- [Prompt]: The whole listing should come back exactly as written, except for the pictures.

- [Supplied records]:
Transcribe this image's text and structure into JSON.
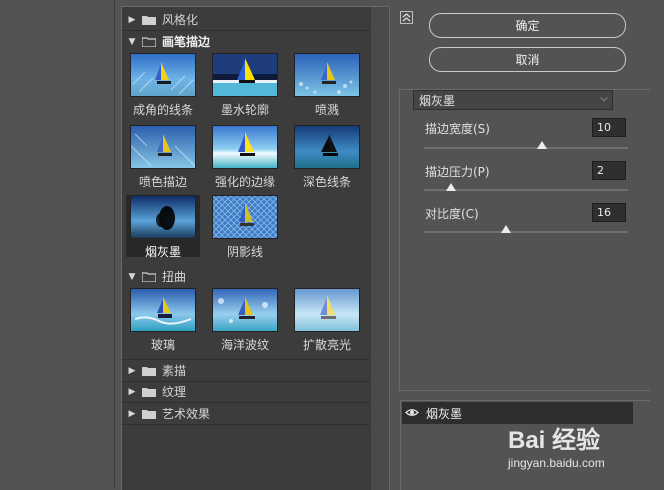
{
  "gallery": {
    "categories": [
      {
        "label": "风格化",
        "expanded": false
      },
      {
        "label": "画笔描边",
        "expanded": true
      },
      {
        "label": "扭曲",
        "expanded": true
      },
      {
        "label": "素描",
        "expanded": false
      },
      {
        "label": "纹理",
        "expanded": false
      },
      {
        "label": "艺术效果",
        "expanded": false
      }
    ],
    "brush_filters": [
      "成角的线条",
      "墨水轮廓",
      "喷溅",
      "喷色描边",
      "强化的边缘",
      "深色线条",
      "烟灰墨",
      "阴影线"
    ],
    "distort_filters": [
      "玻璃",
      "海洋波纹",
      "扩散亮光"
    ],
    "selected": "烟灰墨"
  },
  "buttons": {
    "ok": "确定",
    "cancel": "取消"
  },
  "filter_select": {
    "value": "烟灰墨"
  },
  "params": [
    {
      "label": "描边宽度(S)",
      "value": "10",
      "fraction": 0.58
    },
    {
      "label": "描边压力(P)",
      "value": "2",
      "fraction": 0.13
    },
    {
      "label": "对比度(C)",
      "value": "16",
      "fraction": 0.4
    }
  ],
  "layers": {
    "name": "烟灰墨"
  },
  "watermark": {
    "logo": "Bai 经验",
    "url": "jingyan.baidu.com"
  },
  "colors": {
    "panel": "#535353",
    "gallery_bg": "#3c3c3c",
    "selection": "#282828"
  }
}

- [Written reply]:
Transcribe this image's text and structure into JSON.
{
  "gallery": {
    "categories": [
      {
        "label": "风格化",
        "expanded": false
      },
      {
        "label": "画笔描边",
        "expanded": true
      },
      {
        "label": "扭曲",
        "expanded": true
      },
      {
        "label": "素描",
        "expanded": false
      },
      {
        "label": "纹理",
        "expanded": false
      },
      {
        "label": "艺术效果",
        "expanded": false
      }
    ],
    "brush_filters": [
      "成角的线条",
      "墨水轮廓",
      "喷溅",
      "喷色描边",
      "强化的边缘",
      "深色线条",
      "烟灰墨",
      "阴影线"
    ],
    "distort_filters": [
      "玻璃",
      "海洋波纹",
      "扩散亮光"
    ],
    "selected": "烟灰墨"
  },
  "buttons": {
    "ok": "确定",
    "cancel": "取消"
  },
  "filter_select": {
    "value": "烟灰墨"
  },
  "params": [
    {
      "label": "描边宽度(S)",
      "value": "10",
      "fraction": 0.58
    },
    {
      "label": "描边压力(P)",
      "value": "2",
      "fraction": 0.13
    },
    {
      "label": "对比度(C)",
      "value": "16",
      "fraction": 0.4
    }
  ],
  "layers": {
    "name": "烟灰墨"
  },
  "watermark": {
    "logo": "Bai 经验",
    "url": "jingyan.baidu.com"
  },
  "colors": {
    "panel": "#535353",
    "gallery_bg": "#3c3c3c",
    "selection": "#282828"
  }
}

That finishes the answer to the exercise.